“take all your common stocks and sell them”

If you’d like to listen to this post rather than read it, you can do so here or subscribe to The Goldmine podcast:

When there is a stock-market boom, and everyone is scrambling for common stocks, take all your common stocks and sell them. Take the proceeds and buy conservative bonds. No doubt the stock you sold will go higher. Pay no attention to this – just wait for the depression which will come sooner or later. When this depression – or panic – becomes a national catastrophe, sell out the bonds (perhaps at a loss) and buy back the stocks. No doubt the stocks will go lower. Again pay no attention. Wait for the next boom. Continue to repeat this operation as long as you live, and you’ll have the pleasure of dying rich.

That’s Fred Schwed Jr. in his canonical book about Wall Street ‘Where Are the Customers’ Yachts?’ which is on my all-time top ten list of books to read to understand the markets (and laugh your ass off while learning).

But it’s shitty advice. Fred’s book chronicled the misadventures of the firm’s he’d been in and out of over the previous few decades – first as a trader (until the Crash of ’29) and then as bemused observer. Think about the interest rate environment in the ten years leading up to 1940 when the book came out:

So when you switched out of common stocks and into bonds, you had a fighting chance at earning a positive return. These are nominal interest rates on 10-year Treasurys. These rates were considered low at the time, because the country had spent the 1930’s fighting deflation and depression. These days, we have even lower rates but no such deflation or depression (although it probably feels like a depression for people working in specific industries like hospitality, travel and leisure, it is very far from a depression in the aggregate).

A lot of what’s driving the SPAC boom and the venture capital boom and the securitization and speculation in things like collectible cars and baseball cards and luxury goods is the fact that there’s cash everywhere looking for a return that’s above the risk-free rate, which is essentially zero.

Peter Boockvar wrote about a Wayne Gretzky card that’s currently going through the zero rates distortion factory:

In a world of $18 Trillion of negative yielding bonds, along with zero rates in the US and elsewhere and central banks gobbling up every bond they can find, the desire for those things in limited supply is not just for bitcoin or gold or a vintage Ferrari and a piece of art.

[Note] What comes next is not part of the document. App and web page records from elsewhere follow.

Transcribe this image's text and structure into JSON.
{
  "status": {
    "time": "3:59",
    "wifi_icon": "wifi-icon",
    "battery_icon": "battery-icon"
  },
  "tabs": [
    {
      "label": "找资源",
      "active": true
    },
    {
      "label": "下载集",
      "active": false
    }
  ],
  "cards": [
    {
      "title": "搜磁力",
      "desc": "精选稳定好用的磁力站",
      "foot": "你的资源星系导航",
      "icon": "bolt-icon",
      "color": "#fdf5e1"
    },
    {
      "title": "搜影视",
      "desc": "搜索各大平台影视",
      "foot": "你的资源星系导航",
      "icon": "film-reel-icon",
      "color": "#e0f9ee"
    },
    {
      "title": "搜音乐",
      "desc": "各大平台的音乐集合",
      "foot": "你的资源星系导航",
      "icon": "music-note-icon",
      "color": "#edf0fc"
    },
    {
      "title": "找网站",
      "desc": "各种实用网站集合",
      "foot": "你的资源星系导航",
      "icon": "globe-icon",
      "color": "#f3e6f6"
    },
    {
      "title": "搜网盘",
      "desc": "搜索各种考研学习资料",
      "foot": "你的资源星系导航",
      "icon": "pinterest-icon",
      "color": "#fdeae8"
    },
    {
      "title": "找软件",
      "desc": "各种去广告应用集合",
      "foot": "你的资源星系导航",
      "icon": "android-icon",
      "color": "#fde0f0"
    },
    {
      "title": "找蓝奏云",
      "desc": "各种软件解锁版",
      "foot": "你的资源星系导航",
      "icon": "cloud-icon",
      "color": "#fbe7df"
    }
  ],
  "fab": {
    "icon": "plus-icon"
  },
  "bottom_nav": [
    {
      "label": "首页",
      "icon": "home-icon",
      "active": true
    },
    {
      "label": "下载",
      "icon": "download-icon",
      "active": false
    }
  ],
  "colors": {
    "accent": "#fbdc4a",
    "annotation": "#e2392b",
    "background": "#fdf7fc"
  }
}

Sports collectibles qualify as well. Last Thursday a Wayne Gretzky rookie card from O-Pee-Chee in perfect condition, rated 10 by PSA, was auctioned off for $1.29mm. This same card sold for $465k in August 2016. The Topps version in also the same gem mint condition sold for $720k vs the $200k it went for also in August 2016. While it’s technically a ‘paper’ asset, or actually cardboard, it really is a hard one that looks more attractive in the upside down world of monetary madness.

Had you followed Fred Schwed’s maxim for dying rich, you’d have been out of stocks long ago. And yes, you’d have watched them grow and grow and grow again in value. The “pay no attention” part would have been impossible to heed. Especially as the cost of everything around you had risen concurrently while the interest on your bonds yielded a negative number in real terms – adjusted for the actual inflation you’re currently experiencing in your actual life.

It’s also important to mention that in Schwed’s day you were probably going to “die rich” in your sixties or, if you were very fortunate, in your seventies. These days, retirement starts at 65 and then one out of four people makes it 95! Imagine having to fund a 30-year retirement with 10-year Treasury bond starting yields at under 1%. It’s not an option. Unless you’re planning on being a burden to your own children.

Also, in Schwed’s day, all of the incentives on Wall Street revolved around convincing the customers to transact. To buy AND sell. There’s no commission until someone buys or sells. Holding is terrible for business. These days it’s the opposite. All of the incentives are based on customers not selling and staying put. Trillions of dollars at stake. The whole business model in 2020 is a 180 degree revolution from Schwed’s era. I first revealed this enduring stock market catalyst in The Relentless Bid, Explained. It’s still true. It’s even more true.

Stocks are rising and no one is selling. They feel as though they can’t.

Watch: Help, I’m sitting in $3 million cash!